The war crisis in Europe was already generating the anticipated revolutionary uprisings. The first was the 1916 Easter Rising in Ireland, whose brilliance flashed briefly across the news wires. “So far the people have been permitted to know but little concerning the revolution,” wrote Holland in May 1916. “The strict cable censorship has left us where we are only able to see as ‘through a glass darkly.’ We know —every student knows —the long historical processes that led up to the outbreak; but we know nothing of the immediate spark that started the conflagration, and still less of its magnitude. How many men, how many women, how many children fell before the guns of soldiers and civilians engaged in mortal combat, we do not yet know. We do not even know the full number of men and women held in prison. How many are being hunted down in the bogs and mountains we do not know…
“James Connolly’s connection with the revolt, and the fact that Liberty Hall—headquarters of the Transport Workers and General Labourers’ Union—was bombarded, demonstrates that the revolt had a deep working class significance. James Connolly was a clear-thinking Socialist of the Marxian school, with a long, loyal and brilliant record in the Irish working-class movement…. It is not going outside of fact to say that the summary executions of the Irish leaders after trial by court martial have shocked many thousands of people in NZ who were quite out of sympathy with the rebellion… Ireland will have recovered from the effects of the rebellion long before she will have recovered from the influences that will be born as a result of the executions.”
Less than a year later, an even greater event shook the world: the opening of the Russian revolution.
- Armageddon or Calvary by Harry Holland, 1919. p14. The title expresses the choice faced by those conscripts who opposed the war: between Armageddon – the war at the end of the world, and Calvary, crucifixion for refusing to renounce their ideas. After The Tragic Story of the Waihi Strike, this 188-page booklet is perhaps Holland’s most widely-read piece of writing.
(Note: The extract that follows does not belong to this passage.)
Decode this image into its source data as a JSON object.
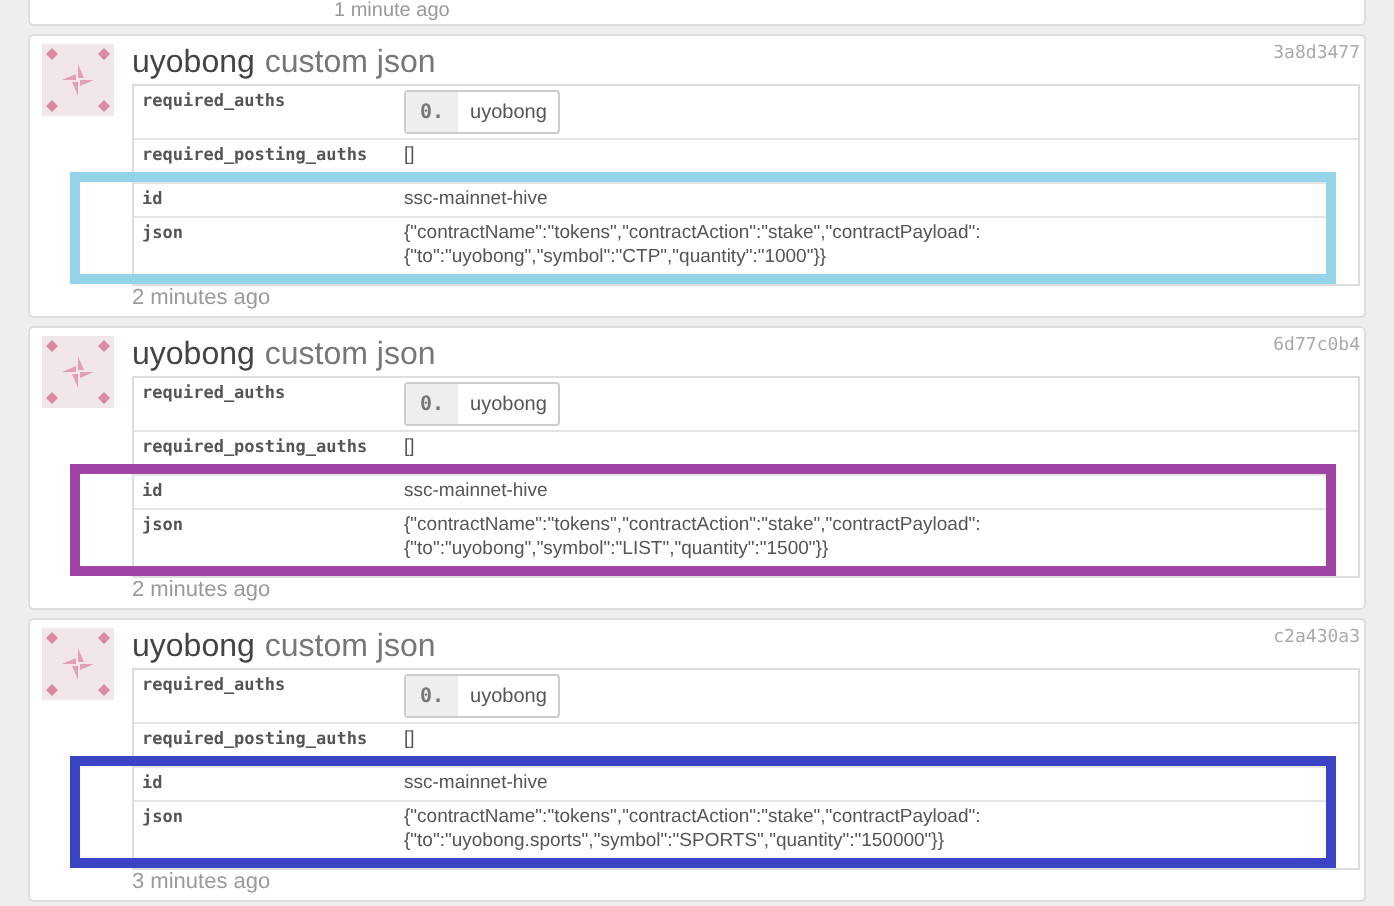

It remains one of the best accounts of the story of the three hundred Conscientious Objectors jailed in the Great War. It consists mostly of statements and letters by many of the Objectors, describing in detail the humiliations, punishments and unspeakable tortures to which they were subjected – especially those who continued to refuse Military Service even after they were sent to the front – and their courageous acts of defiance and resistance.
- ibid, p114